Q: How about MTConnect and B2MML mapping?
Brandl: There hasn’t been any work in that area yet that I’m aware of. Usually this work is done through volunteers, and none have stepped forward yet. (Would you like to help?)
Q: Does MTConnect tie in with this at all, or is it a competing standard?
Brandl: MTConnect will be part of the solution. There will probably be no single protocol that will be used to communicate to all IIoT devices, but a multitude of protocols will exist for specific purposes. I am encouraged by the joint work on the OPC Foundation and the MTConnect developers to develop interoperability standards, and I can envision OPC-UA as becoming a container standard for interoperability, so that MTConnect and other industry specific protocols can interoperate.
Q: Where is the constriction of information flow the greatest and what can be done to improve it?

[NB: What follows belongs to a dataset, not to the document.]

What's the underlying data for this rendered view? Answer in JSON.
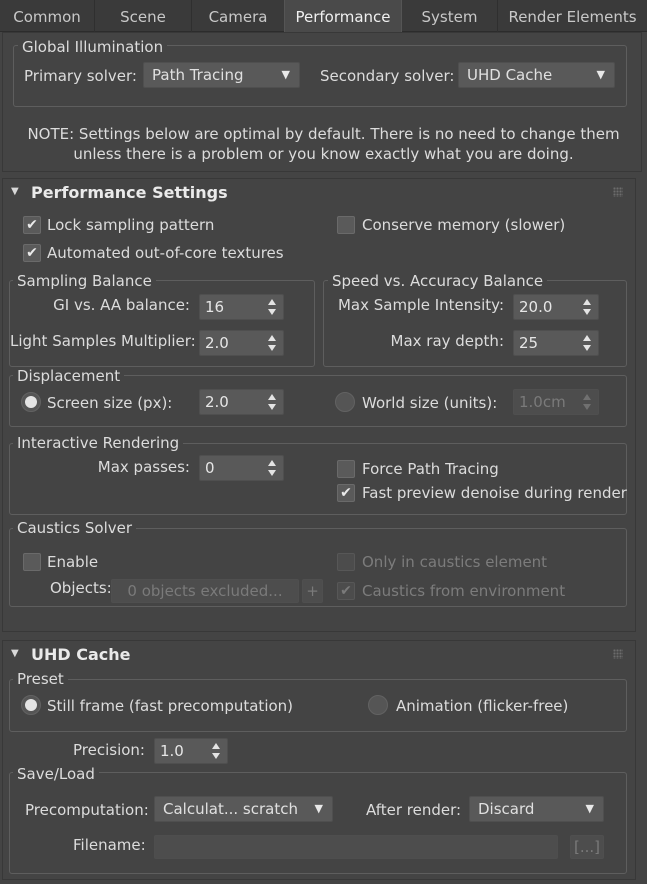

Brandl: In my opinion the biggest constriction of information flows will not be between the business and production systems, but within the production systems as huge amounts of data are used for analysis. A single-point limit switch, scanned every few seconds, can generate hundreds of gigabytes of information in a year. Very little of that information needs to flow to business systems, but all of it may be needed for operational analysis. Production and operations networks will need high-speed networks, far beyond the current 10 MB and 100 MB networks currently used. They will also need terabyte databases for analysis and improvement projects. Companies should start planning to upgrade their infrastructures now, because it usually takes multiple business cycles to get approvals and validated installs.
– Edited by Mark T. Hoske, content manager, CFE Media, Control Engineering, firstname.lastname@example.org.
Watch the related Webcast to see more on this topic.
See the related research study on the same topic, giving full results excerpted in the Webcast.
See the 2015 IIoT series of four Webcasts, an overview with advice and parts 1-3.
See more about ISA and IEC standards referenced above.